If you’ve ever dealt with changes to a working version of a schema, whether it is database, EDI, XML, or whatever format your data may be in, then you know how painful it is. In most shops in the typical data processing scenario, either a tool or a custom program is used to process the data in one format and convert it to another format to be piped off for further processing somewhere else. The most difficult to deal with example can be changes to an XML schema. The reason is that XML is so extensible and just about anything can be done with it. The contrasting example would be EDI data where the changes are usually miniscule and the structure itself does not vastly change. The typical example that most IT shops face is a change in a database which could be the addition of a table or column, the deletion of a table or column, the moving of a table or column, or a change in table/column properties.
If we look at this from the perspective of a model, a schema is really a tree or graph (depending on whether it’s recursive) with entities representing the schema structure. Continue reading →
In previousblogposts, we have discussed Eclipse and how we are using this platform for our Developer Studio in the next major release of EBI. This blog will focus on installing Eclipse, accessing its documentation, and installing a feature for Eclipse so that you become familiar with the environment for the future version of EBI Developer Studio. Even though many link Eclipse to programming, I will focus on the non-programming aspects of Eclipse so anyone can follow along.
With that said, we will tackle installation, which will probably be the hardest part of working with Eclipse. Continue reading →
Looking out my window, I can see fluffy clouds floating by. I find myself wondering how I would feel if I knew my applications and data were stored in some great electronic nebula, a cluster of computers far away, possibly scattered around the globe communicating through thin copper and glass connections. Makes you go…hmmmm.
Thanks for indulging my philosophical moment. Cloud computing is classically categorized into three areas: Software as a Service (SaaS), Platform as a Service (PaaS) and Infrastructure as a Service (IaaS). SaaS and PaaS have been popular for quite some time; just look at Google Mail (SaaS) and Salesforce.com (PaaS) for great examples.
I think that the real excitement is Infrastructure as a Service (IaaS). I had recently attended a Gartner conference on Application Integration and enjoyed a fascinating presentation by Werner Vogels, CTO of Amazon, on how his company is not only virtualizing servers but also virtualizing relational databases and networks. Continue reading →
When you ask recent IT graduates about the IBM i they either have never heard of it or think of green screen and RPG. The IBM i has been more than green screen and RPG for a long time and has progressed along with the needs of its customer base, always keeping pace with current trends. It was 20 years after the original release of the IBM System/3x, lineup that Sun released it first version of java. And java was not widely used until a few years ago. Those first releases of Sun java performed poorly. The first releases of java on the IBM i had the same poor performance issues, but with the recent releases of the OS and Power hardware, java performance on the IBM i is now inline with other platforms. Continue reading →
There’s a lot going on in our system…. What does it really mean?
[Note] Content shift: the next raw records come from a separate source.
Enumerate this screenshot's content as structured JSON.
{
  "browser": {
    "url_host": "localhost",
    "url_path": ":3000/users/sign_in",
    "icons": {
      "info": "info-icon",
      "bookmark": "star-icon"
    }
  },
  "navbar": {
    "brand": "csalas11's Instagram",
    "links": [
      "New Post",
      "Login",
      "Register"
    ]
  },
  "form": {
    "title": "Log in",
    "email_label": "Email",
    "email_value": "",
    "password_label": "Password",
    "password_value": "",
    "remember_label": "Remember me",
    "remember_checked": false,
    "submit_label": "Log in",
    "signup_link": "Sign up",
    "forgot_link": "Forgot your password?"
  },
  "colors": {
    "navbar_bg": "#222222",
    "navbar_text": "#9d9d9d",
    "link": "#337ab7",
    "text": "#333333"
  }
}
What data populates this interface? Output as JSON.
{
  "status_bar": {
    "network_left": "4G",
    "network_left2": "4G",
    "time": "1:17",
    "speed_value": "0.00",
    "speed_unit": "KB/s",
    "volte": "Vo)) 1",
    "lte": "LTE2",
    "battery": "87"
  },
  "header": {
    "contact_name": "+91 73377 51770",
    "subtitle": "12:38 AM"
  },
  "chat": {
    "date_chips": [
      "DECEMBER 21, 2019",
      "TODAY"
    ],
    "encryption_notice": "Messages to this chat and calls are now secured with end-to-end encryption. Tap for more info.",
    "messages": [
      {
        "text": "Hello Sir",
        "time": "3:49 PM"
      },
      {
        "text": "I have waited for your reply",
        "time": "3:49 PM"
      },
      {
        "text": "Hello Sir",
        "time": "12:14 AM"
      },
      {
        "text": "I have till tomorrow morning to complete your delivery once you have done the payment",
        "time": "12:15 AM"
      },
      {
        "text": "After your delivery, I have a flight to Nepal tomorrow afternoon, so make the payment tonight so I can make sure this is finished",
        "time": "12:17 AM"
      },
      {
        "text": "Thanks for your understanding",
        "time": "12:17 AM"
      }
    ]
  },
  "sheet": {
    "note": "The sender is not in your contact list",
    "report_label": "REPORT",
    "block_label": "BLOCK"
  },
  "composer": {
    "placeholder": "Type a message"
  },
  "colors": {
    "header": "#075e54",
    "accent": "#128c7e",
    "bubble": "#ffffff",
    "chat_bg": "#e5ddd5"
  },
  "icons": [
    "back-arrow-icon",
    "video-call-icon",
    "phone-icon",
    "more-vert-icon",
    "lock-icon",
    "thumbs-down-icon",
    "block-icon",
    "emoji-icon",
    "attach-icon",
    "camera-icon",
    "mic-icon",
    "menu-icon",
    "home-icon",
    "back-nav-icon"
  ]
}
Complex Event Processing (CEP) is an emerging field that leverages the transport-level layer of the Event-Driven Architecture (EDA) model and applies an “analysis” layer on top of it. EDA enables you to monitor and analyze important events that affect your business – like unusually large orders, significant inventory draws, critical processing delays, high- and low-water resource thresholds, and even suspicious activities – and provides a technological basis for responding to those events.
Supplementing conventional batch processing with EDA requires a mindset change, but once you have an EDA implemented, a lot of useful and actionable information about how things are working in your system becomes available. However, coordinating this analysis and correlating disparate events into meaningful information is not a trivial task. Continue reading →